**DESCRIPTION OF THE TASK**: All of the entries must be duplicated exactly.

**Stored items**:
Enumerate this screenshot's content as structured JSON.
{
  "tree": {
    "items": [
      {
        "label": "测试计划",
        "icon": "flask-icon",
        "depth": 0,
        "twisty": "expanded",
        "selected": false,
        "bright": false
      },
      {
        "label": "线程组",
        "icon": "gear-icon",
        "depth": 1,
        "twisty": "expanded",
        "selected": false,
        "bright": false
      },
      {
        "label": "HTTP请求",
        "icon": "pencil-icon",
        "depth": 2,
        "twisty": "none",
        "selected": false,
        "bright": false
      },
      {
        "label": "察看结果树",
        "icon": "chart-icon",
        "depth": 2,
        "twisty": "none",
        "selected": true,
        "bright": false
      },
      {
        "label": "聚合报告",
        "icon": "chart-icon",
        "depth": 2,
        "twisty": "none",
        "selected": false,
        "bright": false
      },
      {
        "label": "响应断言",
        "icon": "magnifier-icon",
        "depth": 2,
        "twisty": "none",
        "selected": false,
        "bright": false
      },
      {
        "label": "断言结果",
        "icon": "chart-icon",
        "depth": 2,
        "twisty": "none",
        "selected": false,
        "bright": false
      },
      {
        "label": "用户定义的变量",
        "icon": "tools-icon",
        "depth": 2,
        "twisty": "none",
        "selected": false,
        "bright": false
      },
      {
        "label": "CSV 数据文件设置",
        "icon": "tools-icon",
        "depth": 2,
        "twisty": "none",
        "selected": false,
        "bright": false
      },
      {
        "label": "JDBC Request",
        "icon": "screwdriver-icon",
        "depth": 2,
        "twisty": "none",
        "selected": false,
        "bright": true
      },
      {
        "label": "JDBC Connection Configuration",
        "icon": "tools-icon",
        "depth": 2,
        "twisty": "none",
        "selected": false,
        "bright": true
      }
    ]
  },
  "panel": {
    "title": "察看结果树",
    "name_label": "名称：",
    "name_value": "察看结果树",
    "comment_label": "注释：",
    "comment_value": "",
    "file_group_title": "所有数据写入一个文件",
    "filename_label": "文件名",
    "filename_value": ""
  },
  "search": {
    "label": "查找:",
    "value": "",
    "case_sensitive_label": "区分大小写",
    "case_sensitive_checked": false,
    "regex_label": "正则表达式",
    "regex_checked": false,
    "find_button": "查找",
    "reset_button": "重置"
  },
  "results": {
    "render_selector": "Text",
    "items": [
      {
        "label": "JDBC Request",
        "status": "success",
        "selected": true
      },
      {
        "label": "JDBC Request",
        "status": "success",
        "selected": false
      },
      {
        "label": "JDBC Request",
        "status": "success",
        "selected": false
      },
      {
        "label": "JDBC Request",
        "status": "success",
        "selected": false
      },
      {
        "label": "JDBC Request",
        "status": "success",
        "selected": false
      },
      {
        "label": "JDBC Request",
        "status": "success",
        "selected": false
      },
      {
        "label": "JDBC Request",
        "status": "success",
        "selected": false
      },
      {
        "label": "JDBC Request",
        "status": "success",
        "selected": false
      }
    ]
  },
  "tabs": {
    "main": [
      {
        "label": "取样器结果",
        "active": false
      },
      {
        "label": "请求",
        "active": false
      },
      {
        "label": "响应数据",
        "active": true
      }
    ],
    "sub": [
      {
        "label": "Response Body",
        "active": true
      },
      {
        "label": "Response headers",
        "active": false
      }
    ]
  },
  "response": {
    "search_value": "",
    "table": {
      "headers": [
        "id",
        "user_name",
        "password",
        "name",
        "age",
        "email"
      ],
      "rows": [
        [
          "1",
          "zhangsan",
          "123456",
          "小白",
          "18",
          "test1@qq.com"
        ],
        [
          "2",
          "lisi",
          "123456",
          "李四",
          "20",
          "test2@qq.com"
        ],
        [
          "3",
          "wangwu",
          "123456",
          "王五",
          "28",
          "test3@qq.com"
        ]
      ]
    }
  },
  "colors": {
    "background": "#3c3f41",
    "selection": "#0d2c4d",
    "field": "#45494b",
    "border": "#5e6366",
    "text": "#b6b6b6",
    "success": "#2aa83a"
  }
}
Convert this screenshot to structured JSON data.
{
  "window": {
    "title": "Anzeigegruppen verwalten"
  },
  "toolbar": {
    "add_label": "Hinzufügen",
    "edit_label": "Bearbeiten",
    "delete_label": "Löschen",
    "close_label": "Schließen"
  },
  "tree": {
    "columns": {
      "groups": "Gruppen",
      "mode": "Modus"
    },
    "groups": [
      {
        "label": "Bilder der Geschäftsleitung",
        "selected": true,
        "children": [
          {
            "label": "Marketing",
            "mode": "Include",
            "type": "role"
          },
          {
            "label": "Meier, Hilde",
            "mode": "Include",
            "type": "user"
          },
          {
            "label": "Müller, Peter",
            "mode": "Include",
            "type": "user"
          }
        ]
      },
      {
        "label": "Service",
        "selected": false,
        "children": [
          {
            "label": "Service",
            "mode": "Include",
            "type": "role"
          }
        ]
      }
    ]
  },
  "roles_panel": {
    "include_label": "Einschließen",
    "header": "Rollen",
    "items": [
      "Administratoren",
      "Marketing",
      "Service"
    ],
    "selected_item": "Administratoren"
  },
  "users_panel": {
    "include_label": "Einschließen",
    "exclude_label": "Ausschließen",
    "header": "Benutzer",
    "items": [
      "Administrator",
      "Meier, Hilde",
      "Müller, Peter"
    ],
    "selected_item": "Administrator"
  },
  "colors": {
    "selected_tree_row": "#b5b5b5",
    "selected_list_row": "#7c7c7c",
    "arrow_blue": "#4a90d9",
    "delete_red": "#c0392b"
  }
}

**SOLUTION BELOW**:
Enumerate this screenshot's content as structured JSON.
{
  "tree": {
    "items": [
      {
        "label": "测试计划",
        "icon": "flask-icon",
        "depth": 0,
        "twisty": "expanded",
        "selected": false,
        "bright": false
      },
      {
        "label": "线程组",
        "icon": "gear-icon",
        "depth": 1,
        "twisty": "expanded",
        "selected": false,
        "bright": false
      },
      {
        "label": "HTTP请求",
        "icon": "pencil-icon",
        "depth": 2,
        "twisty": "none",
        "selected": false,
        "bright": false
      },
      {
        "label": "察看结果树",
        "icon": "chart-icon",
        "depth": 2,
        "twisty": "none",
        "selected": true,
        "bright": false
      },
      {
        "label": "聚合报告",
        "icon": "chart-icon",
        "depth": 2,
        "twisty": "none",
        "selected": false,
        "bright": false
      },
      {
        "label": "响应断言",
        "icon": "magnifier-icon",
        "depth": 2,
        "twisty": "none",
        "selected": false,
        "bright": false
      },
      {
        "label": "断言结果",
        "icon": "chart-icon",
        "depth": 2,
        "twisty": "none",
        "selected": false,
        "bright": false
      },
      {
        "label": "用户定义的变量",
        "icon": "tools-icon",
        "depth": 2,
        "twisty": "none",
        "selected": false,
        "bright": false
      },
      {
        "label": "CSV 数据文件设置",
        "icon": "tools-icon",
        "depth": 2,
        "twisty": "none",
        "selected": false,
        "bright": false
      },
      {
        "label": "JDBC Request",
        "icon": "screwdriver-icon",
        "depth": 2,
        "twisty": "none",
        "selected": false,
        "bright": true
      },
      {
        "label": "JDBC Connection Configuration",
        "icon": "tools-icon",
        "depth": 2,
        "twisty": "none",
        "selected": false,
        "bright": true
      }
    ]
  },
  "panel": {
    "title": "察看结果树",
    "name_label": "名称：",
    "name_value": "察看结果树",
    "comment_label": "注释：",
    "comment_value": "",
    "file_group_title": "所有数据写入一个文件",
    "filename_label": "文件名",
    "filename_value": ""
  },
  "search": {
    "label": "查找:",
    "value": "",
    "case_sensitive_label": "区分大小写",
    "case_sensitive_checked": false,
    "regex_label": "正则表达式",
    "regex_checked": false,
    "find_button": "查找",
    "reset_button": "重置"
  },
  "results": {
    "render_selector": "Text",
    "items": [
      {
        "label": "JDBC Request",
        "status": "success",
        "selected": true
      },
      {
        "label": "JDBC Request",
        "status": "success",
        "selected": false
      },
      {
        "label": "JDBC Request",
        "status": "success",
        "selected": false
      },
      {
        "label": "JDBC Request",
        "status": "success",
        "selected": false
      },
      {
        "label": "JDBC Request",
        "status": "success",
        "selected": false
      },
      {
        "label": "JDBC Request",
        "status": "success",
        "selected": false
      },
      {
        "label": "JDBC Request",
        "status": "success",
        "selected": false
      },
      {
        "label": "JDBC Request",
        "status": "success",
        "selected": false
      }
    ]
  },
  "tabs": {
    "main": [
      {
        "label": "取样器结果",
        "active": false
      },
      {
        "label": "请求",
        "active": false
      },
      {
        "label": "响应数据",
        "active": true
      }
    ],
    "sub": [
      {
        "label": "Response Body",
        "active": true
      },
      {
        "label": "Response headers",
        "active": false
      }
    ]
  },
  "response": {
    "search_value": "",
    "table": {
      "headers": [
        "id",
        "user_name",
        "password",
        "name",
        "age",
        "email"
      ],
      "rows": [
        [
          "1",
          "zhangsan",
          "123456",
          "小白",
          "18",
          "test1@qq.com"
        ],
        [
          "2",
          "lisi",
          "123456",
          "李四",
          "20",
          "test2@qq.com"
        ],
        [
          "3",
          "wangwu",
          "123456",
          "王五",
          "28",
          "test3@qq.com"
        ]
      ]
    }
  },
  "colors": {
    "background": "#3c3f41",
    "selection": "#0d2c4d",
    "field": "#45494b",
    "border": "#5e6366",
    "text": "#b6b6b6",
    "success": "#2aa83a"
  }
}
Convert this screenshot to structured JSON data.
{
  "window": {
    "title": "Anzeigegruppen verwalten"
  },
  "toolbar": {
    "add_label": "Hinzufügen",
    "edit_label": "Bearbeiten",
    "delete_label": "Löschen",
    "close_label": "Schließen"
  },
  "tree": {
    "columns": {
      "groups": "Gruppen",
      "mode": "Modus"
    },
    "groups": [
      {
        "label": "Bilder der Geschäftsleitung",
        "selected": true,
        "children": [
          {
            "label": "Marketing",
            "mode": "Include",
            "type": "role"
          },
          {
            "label": "Meier, Hilde",
            "mode": "Include",
            "type": "user"
          },
          {
            "label": "Müller, Peter",
            "mode": "Include",
            "type": "user"
          }
        ]
      },
      {
        "label": "Service",
        "selected": false,
        "children": [
          {
            "label": "Service",
            "mode": "Include",
            "type": "role"
          }
        ]
      }
    ]
  },
  "roles_panel": {
    "include_label": "Einschließen",
    "header": "Rollen",
    "items": [
      "Administratoren",
      "Marketing",
      "Service"
    ],
    "selected_item": "Administratoren"
  },
  "users_panel": {
    "include_label": "Einschließen",
    "exclude_label": "Ausschließen",
    "header": "Benutzer",
    "items": [
      "Administrator",
      "Meier, Hilde",
      "Müller, Peter"
    ],
    "selected_item": "Administrator"
  },
  "colors": {
    "selected_tree_row": "#b5b5b5",
    "selected_list_row": "#7c7c7c",
    "arrow_blue": "#4a90d9",
    "delete_red": "#c0392b"
  }
}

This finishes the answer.